Twenty Years of History at Lincoln
by Chris Rollinson
My mind has been preoccupied with thoughts of Lincoln lately. It will be five years since I graduated from Lincoln next year, and this fact only became apparent when my former housemates and I gathered this year for our annual reunion at Lincoln’s Christmas market. Climbing up the iconic Steep Hill and wandering through the same historic streets as we did as students on a wintery night, warmed up by the glow of Victorian street lamps and market stalls, invoked nothing in me but fond memories of the place.
We walked through Lincoln’s Norman castle and we reminisced how, on our first Thursday night at university, we decided to explore our new home by wandering up to the castle, whereupon we hear the ghostly sounds of a horse trotting down an otherwise empty street. Whether this was a matter of psychology or something more other-worldly (apparently this is a common local ghost story), we are still amused today by the pace we descended the Steep Hill that night.
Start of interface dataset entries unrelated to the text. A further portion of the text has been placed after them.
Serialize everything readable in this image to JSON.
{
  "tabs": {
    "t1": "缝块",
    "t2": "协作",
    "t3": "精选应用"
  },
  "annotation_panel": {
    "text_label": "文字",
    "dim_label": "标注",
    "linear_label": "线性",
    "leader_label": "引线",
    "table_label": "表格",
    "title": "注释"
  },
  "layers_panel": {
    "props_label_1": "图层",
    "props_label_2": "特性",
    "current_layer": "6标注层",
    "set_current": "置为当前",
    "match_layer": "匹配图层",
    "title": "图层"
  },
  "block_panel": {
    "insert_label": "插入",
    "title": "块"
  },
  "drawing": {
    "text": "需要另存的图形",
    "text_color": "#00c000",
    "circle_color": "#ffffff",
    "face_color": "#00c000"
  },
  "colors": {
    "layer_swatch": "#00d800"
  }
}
We similarly recollected our regular expeditions to the old cathedral. Naturally, as budding historians, we could not resist including such a historical monument in our assignments, especially when considering how close it was to us. The satisfaction of discovering hidden symbolism behind the cathedral’s art and architecture instilled a sense of purpose behind my assignments, a “real” historical example that supplemented my learning in the classroom. That night at the Christmas market, the cathedral still inspired in me a sense of awe, just as it did the first time I gazed at its impressive architecture. It was a true joy to have graduated in that very building.
As melodramatic as it sounds, these memories are as fresh today as the day they were made because university was truly a life-changing experience. Moving to an unfamiliar city and sharing accommodation with strangers at eighteen was an exciting yet harrowing prospect. Your comfort level is challenged both academically and socially. Yet, it is through this adversity that life-long friendships are made.
The dissertation in your third year will perhaps be the most mentally challenging and emotionally draining endeavour you will do at university. You are given the freedom to pursue your interests, which is something you simultaneously look forward to and dread. You are responsible for how you complete your thesis. As with most people, I had a vague idea of what I wanted to do. I always had an interest in the Greco-Roman world. However, just like with most people, I also struggled with how I could condense my interest into a concise research topic.
With every journal article and book I read for my preliminary research, another potential topic was added to a smattering of other ideas already in my mind. It was through regular meetings with my supervisor that helped me refine my ideas. These meetings allowed me to bounce ideas of someone with experience and transform my jumbled set of ideas into a structured argument. His guidance and support throughout the process were invaluable. He was always available for a chat, even throughout the summer break. But perhaps most importantly of all, the mental clarity I received after one of our meetings gave me a new lease of motivation to continue my work.
My appreciation for Lincoln goes beyond just fond memories. Completing a degree was no easy feat. It required consistent effort and focus. The city, therefore, for me serves as a standing testament that I achieved something remarkable. But it was through the guidance I received there that made this possible, and for that, I am truly grateful.